## TASK TO COMPLETE
For the string "meta", report how many lines in the records below contain it, and nothing more.

## DATA RECORDS
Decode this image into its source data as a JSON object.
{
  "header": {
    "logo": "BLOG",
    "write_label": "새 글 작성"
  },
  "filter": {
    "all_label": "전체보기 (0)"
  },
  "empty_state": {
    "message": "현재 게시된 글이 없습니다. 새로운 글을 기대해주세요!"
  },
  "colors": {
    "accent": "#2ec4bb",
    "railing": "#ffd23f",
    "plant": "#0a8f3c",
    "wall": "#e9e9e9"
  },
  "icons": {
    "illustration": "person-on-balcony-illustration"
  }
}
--
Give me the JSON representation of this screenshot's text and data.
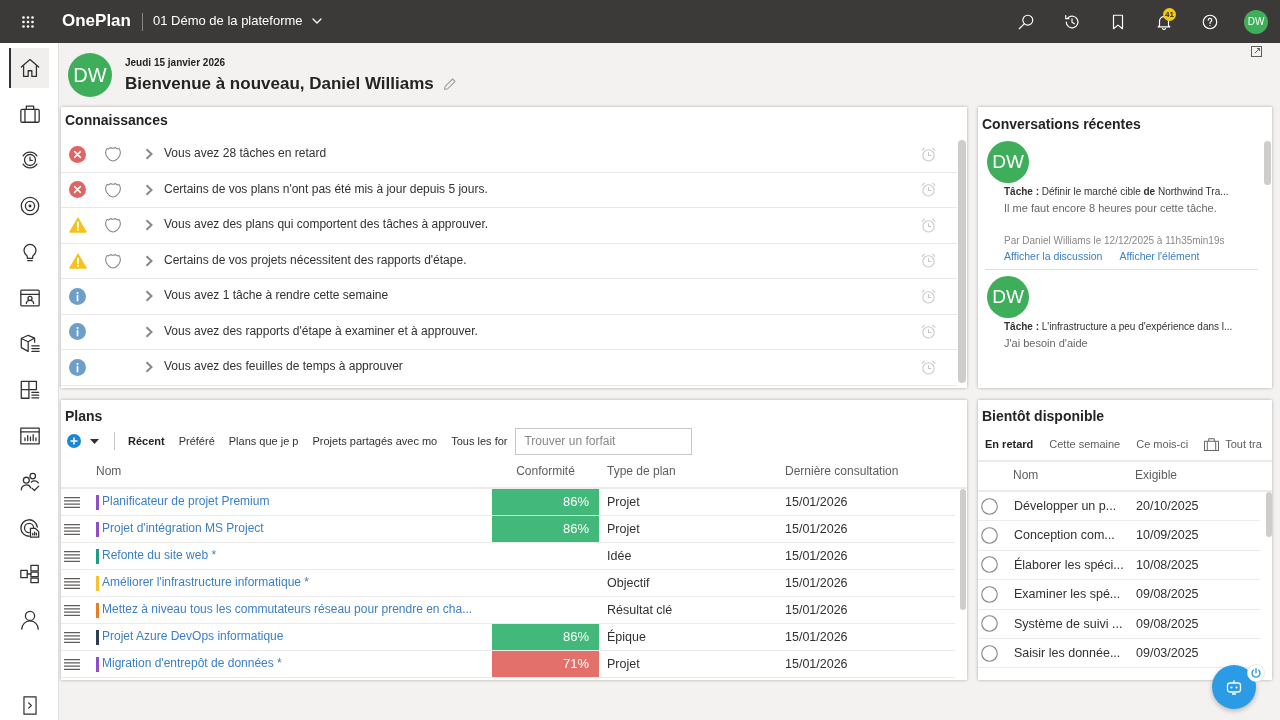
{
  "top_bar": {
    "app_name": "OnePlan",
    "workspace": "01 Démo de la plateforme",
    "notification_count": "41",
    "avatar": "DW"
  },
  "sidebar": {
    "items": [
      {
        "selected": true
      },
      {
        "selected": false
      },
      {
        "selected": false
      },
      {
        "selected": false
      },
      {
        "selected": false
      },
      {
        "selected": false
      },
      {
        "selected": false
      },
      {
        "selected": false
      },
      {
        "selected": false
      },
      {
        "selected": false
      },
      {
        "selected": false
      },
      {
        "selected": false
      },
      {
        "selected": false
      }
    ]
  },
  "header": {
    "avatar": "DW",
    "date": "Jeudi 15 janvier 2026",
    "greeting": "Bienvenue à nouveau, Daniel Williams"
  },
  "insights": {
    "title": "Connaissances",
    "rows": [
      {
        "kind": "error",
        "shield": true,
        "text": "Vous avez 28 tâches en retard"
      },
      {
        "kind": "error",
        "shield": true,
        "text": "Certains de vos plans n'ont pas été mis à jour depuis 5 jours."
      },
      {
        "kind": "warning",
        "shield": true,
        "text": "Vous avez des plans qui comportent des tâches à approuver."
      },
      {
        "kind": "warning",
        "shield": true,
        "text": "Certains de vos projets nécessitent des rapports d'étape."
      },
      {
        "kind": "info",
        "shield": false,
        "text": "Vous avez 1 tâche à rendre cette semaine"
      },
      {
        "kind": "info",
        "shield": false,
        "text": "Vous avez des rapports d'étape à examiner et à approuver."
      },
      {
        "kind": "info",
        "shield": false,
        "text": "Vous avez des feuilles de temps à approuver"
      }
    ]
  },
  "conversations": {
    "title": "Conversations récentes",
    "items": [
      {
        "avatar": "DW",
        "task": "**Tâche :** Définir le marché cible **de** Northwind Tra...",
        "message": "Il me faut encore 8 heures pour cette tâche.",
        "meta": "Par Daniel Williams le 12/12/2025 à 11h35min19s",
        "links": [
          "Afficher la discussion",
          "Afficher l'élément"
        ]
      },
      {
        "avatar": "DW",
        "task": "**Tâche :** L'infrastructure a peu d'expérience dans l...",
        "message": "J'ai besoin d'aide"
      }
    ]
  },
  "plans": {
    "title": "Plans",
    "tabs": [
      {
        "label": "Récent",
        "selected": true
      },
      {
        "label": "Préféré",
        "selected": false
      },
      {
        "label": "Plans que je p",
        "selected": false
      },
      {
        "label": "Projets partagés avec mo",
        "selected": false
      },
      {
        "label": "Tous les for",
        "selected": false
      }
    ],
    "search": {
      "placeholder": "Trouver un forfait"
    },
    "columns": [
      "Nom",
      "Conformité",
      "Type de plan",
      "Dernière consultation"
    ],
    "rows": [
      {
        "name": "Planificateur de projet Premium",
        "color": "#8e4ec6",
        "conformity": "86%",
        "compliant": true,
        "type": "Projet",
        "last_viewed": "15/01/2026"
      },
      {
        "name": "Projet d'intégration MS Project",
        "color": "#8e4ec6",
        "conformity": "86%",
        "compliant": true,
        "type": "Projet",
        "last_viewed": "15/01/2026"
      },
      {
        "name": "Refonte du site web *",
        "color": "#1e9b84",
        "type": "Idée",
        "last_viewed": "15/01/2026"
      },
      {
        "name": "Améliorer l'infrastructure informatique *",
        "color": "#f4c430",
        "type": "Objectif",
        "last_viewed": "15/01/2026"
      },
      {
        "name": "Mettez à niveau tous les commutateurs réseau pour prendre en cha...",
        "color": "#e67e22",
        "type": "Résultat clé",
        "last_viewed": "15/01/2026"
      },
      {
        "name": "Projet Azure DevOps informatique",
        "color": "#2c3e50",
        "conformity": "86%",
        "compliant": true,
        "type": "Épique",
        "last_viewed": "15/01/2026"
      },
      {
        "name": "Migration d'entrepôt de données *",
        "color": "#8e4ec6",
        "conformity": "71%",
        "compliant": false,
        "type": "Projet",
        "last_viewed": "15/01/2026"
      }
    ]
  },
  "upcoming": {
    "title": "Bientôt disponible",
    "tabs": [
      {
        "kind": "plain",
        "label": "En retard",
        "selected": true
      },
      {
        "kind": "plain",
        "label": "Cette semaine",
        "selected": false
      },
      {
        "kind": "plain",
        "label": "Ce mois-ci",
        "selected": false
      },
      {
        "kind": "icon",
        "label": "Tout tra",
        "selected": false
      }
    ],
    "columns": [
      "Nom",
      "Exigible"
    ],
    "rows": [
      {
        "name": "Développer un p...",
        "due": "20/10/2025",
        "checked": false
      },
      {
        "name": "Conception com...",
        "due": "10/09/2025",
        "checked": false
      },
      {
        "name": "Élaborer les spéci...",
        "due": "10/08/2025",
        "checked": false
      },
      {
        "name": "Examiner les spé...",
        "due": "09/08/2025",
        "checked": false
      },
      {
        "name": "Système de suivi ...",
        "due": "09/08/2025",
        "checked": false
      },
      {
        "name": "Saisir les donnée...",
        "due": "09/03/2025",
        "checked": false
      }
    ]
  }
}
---
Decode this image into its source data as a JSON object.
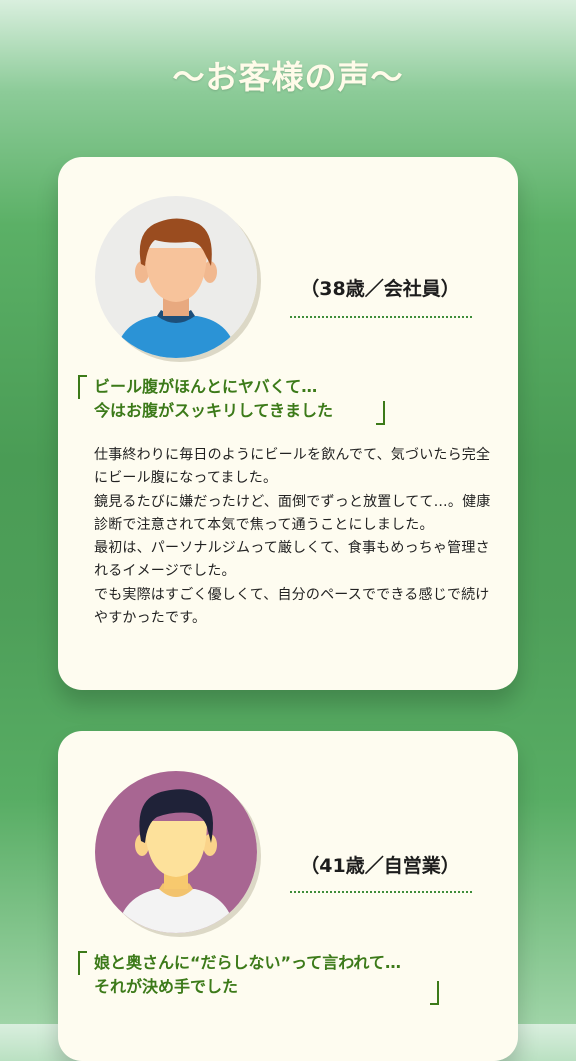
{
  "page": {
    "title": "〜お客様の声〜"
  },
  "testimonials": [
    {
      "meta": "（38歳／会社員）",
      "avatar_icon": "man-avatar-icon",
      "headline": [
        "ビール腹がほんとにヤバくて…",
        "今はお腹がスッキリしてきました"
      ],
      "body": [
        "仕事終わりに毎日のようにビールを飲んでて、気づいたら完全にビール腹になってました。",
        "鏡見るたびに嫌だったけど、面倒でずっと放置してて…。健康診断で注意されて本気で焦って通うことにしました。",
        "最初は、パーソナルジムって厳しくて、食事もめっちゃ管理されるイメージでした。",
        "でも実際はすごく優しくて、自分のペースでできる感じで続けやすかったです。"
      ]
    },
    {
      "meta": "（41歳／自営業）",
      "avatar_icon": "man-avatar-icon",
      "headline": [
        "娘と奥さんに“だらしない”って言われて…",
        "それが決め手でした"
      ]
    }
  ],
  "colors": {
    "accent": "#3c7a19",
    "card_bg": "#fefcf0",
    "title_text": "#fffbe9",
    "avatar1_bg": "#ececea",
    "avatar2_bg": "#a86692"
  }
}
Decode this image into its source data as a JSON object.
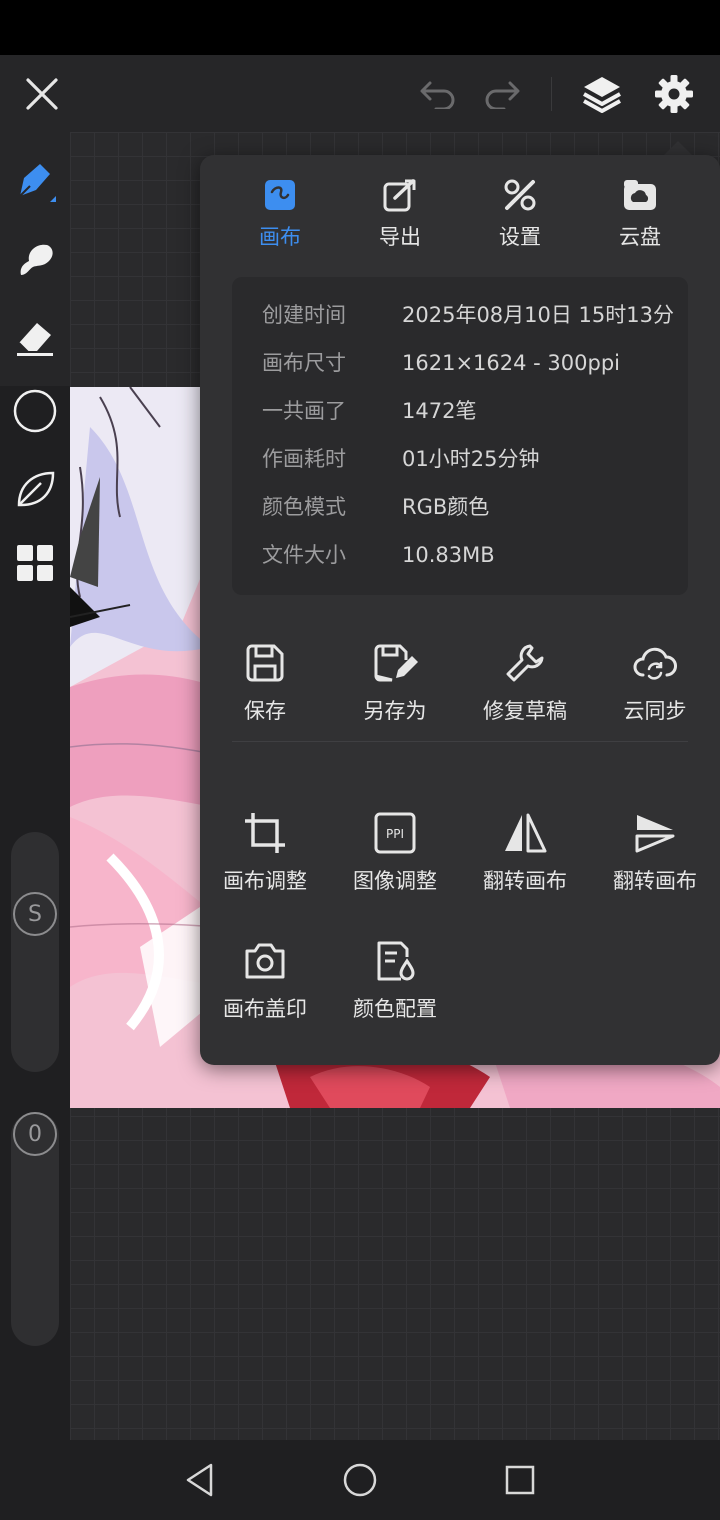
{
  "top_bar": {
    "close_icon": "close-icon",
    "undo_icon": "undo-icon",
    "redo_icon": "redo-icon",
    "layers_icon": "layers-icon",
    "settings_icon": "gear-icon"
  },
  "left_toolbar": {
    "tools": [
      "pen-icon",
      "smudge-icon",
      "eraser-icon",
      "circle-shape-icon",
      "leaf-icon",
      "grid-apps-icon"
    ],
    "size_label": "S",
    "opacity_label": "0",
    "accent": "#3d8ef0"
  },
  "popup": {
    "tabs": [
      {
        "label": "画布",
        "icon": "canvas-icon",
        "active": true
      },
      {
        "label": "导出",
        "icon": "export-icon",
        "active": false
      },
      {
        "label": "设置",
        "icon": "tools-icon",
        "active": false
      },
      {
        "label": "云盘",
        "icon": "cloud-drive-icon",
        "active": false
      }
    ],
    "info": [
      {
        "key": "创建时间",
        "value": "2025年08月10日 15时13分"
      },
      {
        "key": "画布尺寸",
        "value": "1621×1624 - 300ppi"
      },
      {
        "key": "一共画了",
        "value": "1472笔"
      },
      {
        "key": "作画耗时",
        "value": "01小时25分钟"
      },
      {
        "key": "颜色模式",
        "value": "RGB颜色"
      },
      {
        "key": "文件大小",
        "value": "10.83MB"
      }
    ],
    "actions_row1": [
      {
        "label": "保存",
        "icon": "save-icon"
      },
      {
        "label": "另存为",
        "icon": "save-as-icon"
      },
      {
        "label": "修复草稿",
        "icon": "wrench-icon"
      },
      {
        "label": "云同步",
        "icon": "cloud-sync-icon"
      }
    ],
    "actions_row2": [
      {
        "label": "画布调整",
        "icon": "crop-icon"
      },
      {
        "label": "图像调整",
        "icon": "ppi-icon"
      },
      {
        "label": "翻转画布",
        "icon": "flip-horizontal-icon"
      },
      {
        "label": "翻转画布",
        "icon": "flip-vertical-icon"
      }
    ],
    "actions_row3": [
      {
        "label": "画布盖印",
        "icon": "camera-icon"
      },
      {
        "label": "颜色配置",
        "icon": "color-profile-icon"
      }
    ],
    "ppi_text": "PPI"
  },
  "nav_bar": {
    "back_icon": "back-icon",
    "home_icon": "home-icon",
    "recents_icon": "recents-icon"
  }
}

## EXPECTED ANSWER
3